A couple of years back, my mother bought a homemade bread-maker, and since then she has enjoyed baking bread for her family and friends. She spends the week before Christmas running around town, delivering homemade Christmas stollen to her friends. The breadmaking experience is highly-rewarding and fun for both my mother and everyone else involved. Yet my mother has never once said: I think I’d like to sell this bread on the open market.
Meanwhile in the world of music, Garage Band and slightly more sophisticated software have leveled the playing field for making “professional-sounding” music. No longer do guitar players need to go to all that trouble to recruit other members or gig around or go into expensive studios — making a finished CD can be done without leaving the bedroom. Techno music conveniently legitimized electronic sounds in the ’90s, so now even the indie kids are happy to drop the bassist and drummer and add in TB-303s and TR-505s. No one exemplifies this spirit better than Tokyo’s pico-pico scene whose sound is a fully mechanical version of guitar pop without the need of plural human participation.

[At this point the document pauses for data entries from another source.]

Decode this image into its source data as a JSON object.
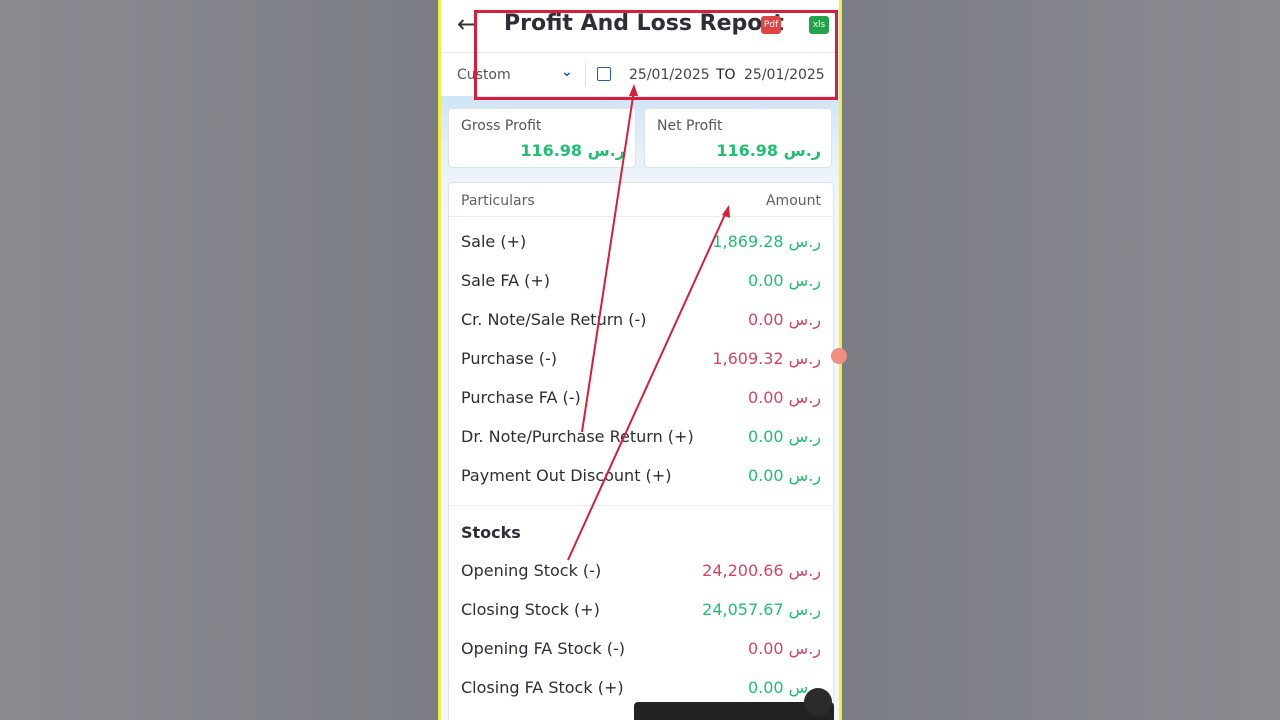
{
  "header": {
    "back_icon": "arrow-left-icon",
    "title": "Profit And Loss Report",
    "pdf_label": "Pdf",
    "xls_label": "xls"
  },
  "filter": {
    "period": "Custom",
    "from_date": "25/01/2025",
    "to_label": "TO",
    "to_date": "25/01/2025"
  },
  "summary": {
    "gross_label": "Gross Profit",
    "gross_value": "116.98 ر.س",
    "net_label": "Net Profit",
    "net_value": "116.98 ر.س"
  },
  "table": {
    "col_particulars": "Particulars",
    "col_amount": "Amount",
    "rows": [
      {
        "name": "Sale (+)",
        "amount": "1,869.28 ر.س",
        "color": "#1fbf72"
      },
      {
        "name": "Sale FA (+)",
        "amount": "0.00 ر.س",
        "color": "#1fbf72"
      },
      {
        "name": "Cr. Note/Sale Return (-)",
        "amount": "0.00 ر.س",
        "color": "#d44565"
      },
      {
        "name": "Purchase (-)",
        "amount": "1,609.32 ر.س",
        "color": "#d44565"
      },
      {
        "name": "Purchase FA (-)",
        "amount": "0.00 ر.س",
        "color": "#d44565"
      },
      {
        "name": "Dr. Note/Purchase Return (+)",
        "amount": "0.00 ر.س",
        "color": "#1fbf72"
      },
      {
        "name": "Payment Out Discount (+)",
        "amount": "0.00 ر.س",
        "color": "#1fbf72"
      }
    ],
    "stocks_heading": "Stocks",
    "stock_rows": [
      {
        "name": "Opening Stock (-)",
        "amount": "24,200.66 ر.س",
        "color": "#d44565"
      },
      {
        "name": "Closing Stock (+)",
        "amount": "24,057.67 ر.س",
        "color": "#1fbf72"
      },
      {
        "name": "Opening FA Stock (-)",
        "amount": "0.00 ر.س",
        "color": "#d44565"
      },
      {
        "name": "Closing FA Stock (+)",
        "amount": "0.00 ر.س",
        "color": "#1fbf72"
      }
    ]
  },
  "colors": {
    "positive": "#1fbf72",
    "negative": "#d44565",
    "annotation": "#d61f3a",
    "accent": "#1e5fb5"
  }
}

As the recording technology gets cheaper, there are more indie bands on the market than ever, which leads to the question: Why do we need to sell our indie music when we don’t try to sell our indie bread?
Pop music is a mix between product and art, but we are often blind to where these definitions come into play. Behind Top 40 songs is a successful product/information distribution network that remains closed to indie musicians. In the same way that our homemade bread cannot become a nationally consumed product, our indie music will almost never become a top ten hit — even though music today requires less and less physical distribution.
I fully applaud the breakdown of traditional barriers towards music production, but I fear that the information overload of too many bands is creating too much dependence on media authority and distribution systems.